- Scope: to expand an organization’s goals, competencies, etc.
- Scale: to expand nationally or internationally
- Streamline: as a cost play, to free up more resources for impact. (Though a Chronicle of Philanthropy article notes that this may be less realistic for nonprofits, where transaction costs for mergers tend to be higher—“most nonprofit groups are too small to realize the kinds of cost savings that often make for-profit mergers attractive.”)
And of course not all “mergers” are created equal. Instead the nonprofit consultancy Bridgespan lays out a helpful spectrum of collaboration, the appropriateness of which may vary depending on the goal:
There are obvious benefits to mergers (or other less complete forms of collaboration). So why isn’t there more of it? I’ve heard it suggested that, for mergers in the nonprofit sector, ego is the primary barrier. I suspect there’s something to that view. But maybe it’s closer to “mission attachment.” Unlike the for-profit sector, nonprofits are launched with social impact, not money, in mind. But social missions can be clouded, understandably and even unconsciously, by leaders’ attachments to their own organizations. Mergers present leaders with (real or perceived) threats to their own job security and that of their staff. But it is no doubt more complicated than that.
In addition, it’s easy to forget that most for-profit mergers (more than 80% by some recent measures) fail to achieve the goals of the merger. For nonprofits the risks of merger are essentially the same in as in business—but the rewards “are much smaller and less tangible,” yielding a less favorable calculus overall. As with business, if nonprofits are going to create value through greater collaboration, a host of questions must first be addressed:
- Which organization(s) are sufficiently similar in purpose and goals, but ideally with different but complementary skill sets—“something to offer you, and something you need?”
- How can alignment between the boards be established?
- What branding is optimal? For example, rather than taking one brand or the other, nonprofit brands could be arrayed on the website as business units.
- What steps will incentivize leaders to give up place or power? (A good severance package probably doesn’t hurt!)
- How will new roles be defined for senior staff? The risks (and pushback) here may depend on the motivating rationale for the merger (increasing scope isn’t a threat, streamlining probably is).
And that’s just a few of the questions that need answers. A number of tools have been developed to help. Bridgespan has a whole series of papers and blogs dedicated to the topic. Other resources include the Foundation Center’s Nonprofit Collaboration Database, which provides detailed information on more than 650 collaborations nominated for the Lodestar Foundation Collaboration Prize.
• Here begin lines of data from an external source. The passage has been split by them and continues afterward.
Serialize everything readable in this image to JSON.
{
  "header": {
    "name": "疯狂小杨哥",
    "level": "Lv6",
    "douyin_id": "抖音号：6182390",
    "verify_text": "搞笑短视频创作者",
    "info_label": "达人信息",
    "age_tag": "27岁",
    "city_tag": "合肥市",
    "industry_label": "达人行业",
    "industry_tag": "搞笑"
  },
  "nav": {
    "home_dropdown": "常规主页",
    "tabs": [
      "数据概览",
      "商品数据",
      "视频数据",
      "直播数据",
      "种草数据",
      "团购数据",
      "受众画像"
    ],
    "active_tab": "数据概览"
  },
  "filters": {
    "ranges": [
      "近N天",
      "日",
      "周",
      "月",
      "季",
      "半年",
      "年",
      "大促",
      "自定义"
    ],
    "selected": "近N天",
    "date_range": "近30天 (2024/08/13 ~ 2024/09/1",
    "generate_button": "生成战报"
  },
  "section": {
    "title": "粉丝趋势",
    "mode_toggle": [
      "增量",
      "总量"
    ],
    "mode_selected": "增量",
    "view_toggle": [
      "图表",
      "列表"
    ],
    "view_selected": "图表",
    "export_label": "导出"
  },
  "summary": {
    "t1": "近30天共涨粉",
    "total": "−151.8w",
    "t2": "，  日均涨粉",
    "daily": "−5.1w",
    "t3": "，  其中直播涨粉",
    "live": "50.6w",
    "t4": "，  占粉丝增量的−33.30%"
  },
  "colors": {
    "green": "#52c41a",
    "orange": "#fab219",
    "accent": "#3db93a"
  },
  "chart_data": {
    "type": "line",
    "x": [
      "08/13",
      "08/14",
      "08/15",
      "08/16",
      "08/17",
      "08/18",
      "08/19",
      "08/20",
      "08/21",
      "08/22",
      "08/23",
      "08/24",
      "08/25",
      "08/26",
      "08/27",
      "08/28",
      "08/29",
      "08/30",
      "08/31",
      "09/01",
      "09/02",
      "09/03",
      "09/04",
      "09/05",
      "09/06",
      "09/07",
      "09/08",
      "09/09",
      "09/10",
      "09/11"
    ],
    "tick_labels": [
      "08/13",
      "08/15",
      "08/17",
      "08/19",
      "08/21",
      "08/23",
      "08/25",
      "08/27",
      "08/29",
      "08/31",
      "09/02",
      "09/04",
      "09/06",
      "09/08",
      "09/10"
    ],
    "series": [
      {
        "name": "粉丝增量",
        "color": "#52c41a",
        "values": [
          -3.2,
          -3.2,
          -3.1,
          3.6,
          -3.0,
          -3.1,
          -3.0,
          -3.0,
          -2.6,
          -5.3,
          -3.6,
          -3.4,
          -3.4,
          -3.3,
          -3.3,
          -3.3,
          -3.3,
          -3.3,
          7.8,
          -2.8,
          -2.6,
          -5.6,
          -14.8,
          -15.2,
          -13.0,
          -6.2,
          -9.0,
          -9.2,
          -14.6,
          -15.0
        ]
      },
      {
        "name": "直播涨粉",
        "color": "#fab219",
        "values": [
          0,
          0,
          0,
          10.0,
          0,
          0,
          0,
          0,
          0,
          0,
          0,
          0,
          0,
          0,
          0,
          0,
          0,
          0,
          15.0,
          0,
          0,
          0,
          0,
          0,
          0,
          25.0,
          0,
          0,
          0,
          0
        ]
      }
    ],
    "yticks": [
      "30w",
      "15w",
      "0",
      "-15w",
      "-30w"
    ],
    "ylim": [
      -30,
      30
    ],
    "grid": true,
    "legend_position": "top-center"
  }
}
But perhaps the most important challenge in the nonprofit sector (or at least the most relevant to my work) is funding: For good due diligence beforehand to proactively identify likely problems; and for successful implementation—keeping in mind that merged organizations may need more (not less) funding to increase impact.
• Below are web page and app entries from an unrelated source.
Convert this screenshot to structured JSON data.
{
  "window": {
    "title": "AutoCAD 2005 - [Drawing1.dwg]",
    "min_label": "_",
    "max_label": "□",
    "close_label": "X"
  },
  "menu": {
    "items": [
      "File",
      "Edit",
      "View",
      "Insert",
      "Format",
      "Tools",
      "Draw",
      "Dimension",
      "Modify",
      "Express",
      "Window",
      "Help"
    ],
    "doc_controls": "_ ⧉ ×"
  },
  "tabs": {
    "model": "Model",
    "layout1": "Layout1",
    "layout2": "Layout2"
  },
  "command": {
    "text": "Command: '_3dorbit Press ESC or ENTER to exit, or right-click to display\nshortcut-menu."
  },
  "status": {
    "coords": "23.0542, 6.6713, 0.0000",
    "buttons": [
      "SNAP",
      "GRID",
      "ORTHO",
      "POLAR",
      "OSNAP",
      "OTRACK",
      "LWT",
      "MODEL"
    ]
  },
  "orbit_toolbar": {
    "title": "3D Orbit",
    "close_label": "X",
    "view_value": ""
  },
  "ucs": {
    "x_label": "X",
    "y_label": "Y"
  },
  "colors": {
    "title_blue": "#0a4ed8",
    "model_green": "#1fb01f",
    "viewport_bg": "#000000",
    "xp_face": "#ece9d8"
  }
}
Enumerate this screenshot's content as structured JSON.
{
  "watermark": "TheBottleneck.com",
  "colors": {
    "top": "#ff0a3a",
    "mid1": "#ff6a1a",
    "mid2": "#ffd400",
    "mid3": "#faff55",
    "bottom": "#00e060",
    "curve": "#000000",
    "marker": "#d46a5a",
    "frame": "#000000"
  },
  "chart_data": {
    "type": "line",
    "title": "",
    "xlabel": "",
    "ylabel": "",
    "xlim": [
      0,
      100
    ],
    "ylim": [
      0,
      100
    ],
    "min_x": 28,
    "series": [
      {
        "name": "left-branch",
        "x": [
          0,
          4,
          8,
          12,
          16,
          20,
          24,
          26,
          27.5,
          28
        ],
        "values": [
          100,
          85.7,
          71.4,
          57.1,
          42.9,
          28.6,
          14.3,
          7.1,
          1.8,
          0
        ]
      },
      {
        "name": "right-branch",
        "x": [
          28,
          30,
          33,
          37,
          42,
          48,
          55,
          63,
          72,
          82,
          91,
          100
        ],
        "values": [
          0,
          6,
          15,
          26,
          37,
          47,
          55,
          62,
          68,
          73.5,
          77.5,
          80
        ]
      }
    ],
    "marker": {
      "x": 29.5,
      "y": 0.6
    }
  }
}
Given all of the promise (and challenge) that nonprofit mergers present, I was pleased to hear that two colleagues of ours in the campaign finance reform space, Fund for the Republic (a Hewlett Foundation grantee) and Americans for Campaign Reform, just joined forces to become Issue One. This is a great example of something I hope we see more of, if and when it makes sense.
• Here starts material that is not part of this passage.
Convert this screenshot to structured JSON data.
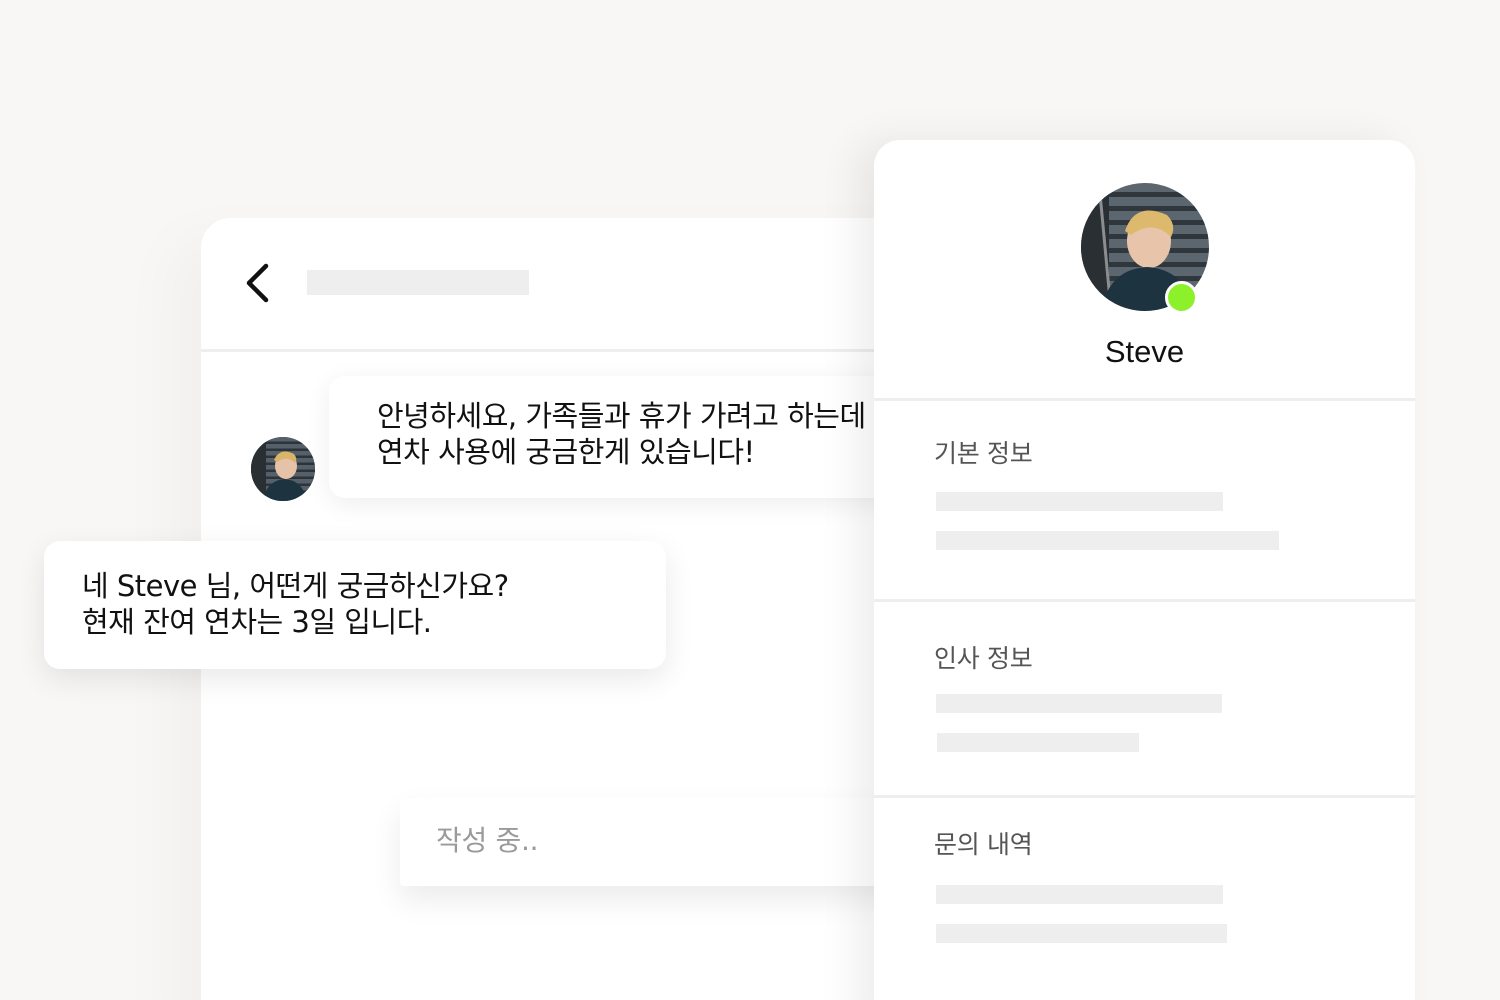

Given the potential benefits and the clear pitfalls to avoid, I’m left wondering: When and how should funders encourage mergers among our grantees?